The locations are different than the destinations. A timeshare company could have three properties in, say, Lake Tahoe, Nevada. Nevada is the destination. Those properties are the locations. Take a look at the properties offered. Some timeshare companies lure you in by showing you their most beautiful property, but upon closer inspection, you’ll find that their others are lack-luster. They may have few amenities, look very dated, and even be in less-than-desirable neighborhoods.
What comes with the timeshare?
If you’re looking at just one property, ask what amenities are included, keeping in mind that each thing that isn’t will cost you money. Does the timeshare provide airport pickup or a shuttle from the property into town, reducing the need to pay for taxis? Do you have access to the tennis court and golf course for free, or is that an additional charge? Is parking included? All of these things add up if they aren’t included in your annual fees.
What is the cost, all in?
There can be closing costs, in addition to the up-front fee. There could be commissions to pay. Ask for a very clear rundown of every dollar you’ll have to pay to get into this place. Also, ask for any assessments that may come up every few years. You may find that, in five years, all owners have to pay $1,000 while the property installs new roofs.
Can someone else use it?
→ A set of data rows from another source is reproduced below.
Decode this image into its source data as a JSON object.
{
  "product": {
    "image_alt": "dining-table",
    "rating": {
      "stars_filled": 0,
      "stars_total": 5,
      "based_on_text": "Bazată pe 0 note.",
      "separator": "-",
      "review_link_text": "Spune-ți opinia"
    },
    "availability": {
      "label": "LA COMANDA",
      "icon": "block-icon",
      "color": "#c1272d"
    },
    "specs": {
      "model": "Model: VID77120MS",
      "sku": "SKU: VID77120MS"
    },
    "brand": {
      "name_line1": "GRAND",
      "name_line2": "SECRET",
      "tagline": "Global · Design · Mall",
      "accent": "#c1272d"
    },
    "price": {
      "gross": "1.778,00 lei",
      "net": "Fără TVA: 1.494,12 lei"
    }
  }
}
It’s common for timeshare holders to want to lend out their property to friends and family. In fact, some purchase timeshares for this very reason. How easy does this timeshare company make it for your loved ones to use the property? Some may charge, for example, a $100 fee per visitor, for each person using the timeshare, when the owner is not present. Some simply do not allow anyone to use the property if the owner is not present.
What would you pay, if you didn’t get this?
This is a good question to ask yourself. In the introduction, we went over what the average American spends annually on vacation. But maybe that wouldn’t apply to you. Maybe you have friends you can stay with in most places. Maybe you just don’t have time to travel often. Figure out what you’d pay to vacation each year, and then through your lifetime, without the timeshare. It should be significantly more than what the timeshare would cost you, to make purchasing a timeshare worth it.
Would there be a profit if I sold it?
One day you may want out of your timeshare. It’s important to know if there would be any resale value in it. The company may be able to provide you a history of resale value and show you what other owners have made on their holdings. You should do your own research on the area. What sort of development is planned? Will it become a more desirable vacation destination throughout the years? Or is it on the decline?
What do others say?
Ask other timeshare holders if they’re happy with the property, and their contract. Look up reviews of the company. Vet them to make sure they are real reviews. Look the company up on the Better Business Bureau. Take note if critical reviews keep appearing.
What’s the contract like?
You should know what sort of contract you’re entering. Is it a five-year? A ten-year? A twenty-year? Is there a fee for exiting early? Are you charged late fees if you don’t pay annual fees on time? What happens if you don’t use your timeshare one year? Can your days roll over into the next?
Who controls HOA fees?
Some timeshare properties operate like a traditional HOA, with the entire property owned and divided up by the actual individuals who use the property. They control the HOA fees. They have say in what happens on the property. Some timeshares operate more like a resort. You have access to it for a very reasonable price, but you have no say in what happens to it. You aren’t invited to board meetings to discuss new changes or fees.
How full is it?
Get a sense for how the company is doing. In most cases, if the company were to go under, your upfront costs would just go down the drain. That $20K you put up is only useful so long as the property still exists. Ask what percentage of units have already sold. Ask how many owners are delinquent on their fees. All of this information gives you some sense of the financial health of the company.